#### [DATA]

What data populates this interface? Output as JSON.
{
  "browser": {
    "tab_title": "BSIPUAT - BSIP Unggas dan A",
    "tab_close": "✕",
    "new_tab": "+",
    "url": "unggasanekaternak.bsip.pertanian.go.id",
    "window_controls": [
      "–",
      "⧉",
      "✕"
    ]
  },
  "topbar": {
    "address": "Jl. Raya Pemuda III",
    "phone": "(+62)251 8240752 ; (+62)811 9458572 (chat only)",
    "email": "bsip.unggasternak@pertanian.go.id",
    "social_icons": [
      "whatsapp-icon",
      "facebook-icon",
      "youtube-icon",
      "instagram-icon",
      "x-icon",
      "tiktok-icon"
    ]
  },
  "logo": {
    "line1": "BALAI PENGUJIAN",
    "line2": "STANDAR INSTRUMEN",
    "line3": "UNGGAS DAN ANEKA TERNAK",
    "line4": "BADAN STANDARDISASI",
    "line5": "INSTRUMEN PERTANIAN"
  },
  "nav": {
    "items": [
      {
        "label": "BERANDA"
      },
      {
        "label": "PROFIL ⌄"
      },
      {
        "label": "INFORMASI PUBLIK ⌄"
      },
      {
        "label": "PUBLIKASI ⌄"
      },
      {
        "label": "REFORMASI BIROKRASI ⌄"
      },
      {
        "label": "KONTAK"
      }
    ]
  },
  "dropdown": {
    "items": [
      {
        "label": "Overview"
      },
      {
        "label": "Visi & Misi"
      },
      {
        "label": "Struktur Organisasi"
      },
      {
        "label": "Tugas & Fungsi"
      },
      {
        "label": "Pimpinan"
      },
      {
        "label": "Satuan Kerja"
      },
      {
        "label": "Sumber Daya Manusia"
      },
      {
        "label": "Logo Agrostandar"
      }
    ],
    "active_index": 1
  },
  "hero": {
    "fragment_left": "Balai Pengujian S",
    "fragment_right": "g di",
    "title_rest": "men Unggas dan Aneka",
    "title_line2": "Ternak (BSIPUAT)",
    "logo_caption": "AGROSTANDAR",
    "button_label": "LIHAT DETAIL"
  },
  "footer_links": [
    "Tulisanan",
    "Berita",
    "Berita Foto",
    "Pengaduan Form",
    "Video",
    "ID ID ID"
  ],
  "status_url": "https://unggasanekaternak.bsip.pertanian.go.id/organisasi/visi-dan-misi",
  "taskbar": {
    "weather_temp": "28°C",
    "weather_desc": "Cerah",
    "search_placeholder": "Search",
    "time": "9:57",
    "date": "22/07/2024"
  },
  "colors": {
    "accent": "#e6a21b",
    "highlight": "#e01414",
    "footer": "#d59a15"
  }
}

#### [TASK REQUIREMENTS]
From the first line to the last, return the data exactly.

#### [FINAL ANSWER]
What data populates this interface? Output as JSON.
{
  "browser": {
    "tab_title": "BSIPUAT - BSIP Unggas dan A",
    "tab_close": "✕",
    "new_tab": "+",
    "url": "unggasanekaternak.bsip.pertanian.go.id",
    "window_controls": [
      "–",
      "⧉",
      "✕"
    ]
  },
  "topbar": {
    "address": "Jl. Raya Pemuda III",
    "phone": "(+62)251 8240752 ; (+62)811 9458572 (chat only)",
    "email": "bsip.unggasternak@pertanian.go.id",
    "social_icons": [
      "whatsapp-icon",
      "facebook-icon",
      "youtube-icon",
      "instagram-icon",
      "x-icon",
      "tiktok-icon"
    ]
  },
  "logo": {
    "line1": "BALAI PENGUJIAN",
    "line2": "STANDAR INSTRUMEN",
    "line3": "UNGGAS DAN ANEKA TERNAK",
    "line4": "BADAN STANDARDISASI",
    "line5": "INSTRUMEN PERTANIAN"
  },
  "nav": {
    "items": [
      {
        "label": "BERANDA"
      },
      {
        "label": "PROFIL ⌄"
      },
      {
        "label": "INFORMASI PUBLIK ⌄"
      },
      {
        "label": "PUBLIKASI ⌄"
      },
      {
        "label": "REFORMASI BIROKRASI ⌄"
      },
      {
        "label": "KONTAK"
      }
    ]
  },
  "dropdown": {
    "items": [
      {
        "label": "Overview"
      },
      {
        "label": "Visi & Misi"
      },
      {
        "label": "Struktur Organisasi"
      },
      {
        "label": "Tugas & Fungsi"
      },
      {
        "label": "Pimpinan"
      },
      {
        "label": "Satuan Kerja"
      },
      {
        "label": "Sumber Daya Manusia"
      },
      {
        "label": "Logo Agrostandar"
      }
    ],
    "active_index": 1
  },
  "hero": {
    "fragment_left": "Balai Pengujian S",
    "fragment_right": "g di",
    "title_rest": "men Unggas dan Aneka",
    "title_line2": "Ternak (BSIPUAT)",
    "logo_caption": "AGROSTANDAR",
    "button_label": "LIHAT DETAIL"
  },
  "footer_links": [
    "Tulisanan",
    "Berita",
    "Berita Foto",
    "Pengaduan Form",
    "Video",
    "ID ID ID"
  ],
  "status_url": "https://unggasanekaternak.bsip.pertanian.go.id/organisasi/visi-dan-misi",
  "taskbar": {
    "weather_temp": "28°C",
    "weather_desc": "Cerah",
    "search_placeholder": "Search",
    "time": "9:57",
    "date": "22/07/2024"
  },
  "colors": {
    "accent": "#e6a21b",
    "highlight": "#e01414",
    "footer": "#d59a15"
  }
}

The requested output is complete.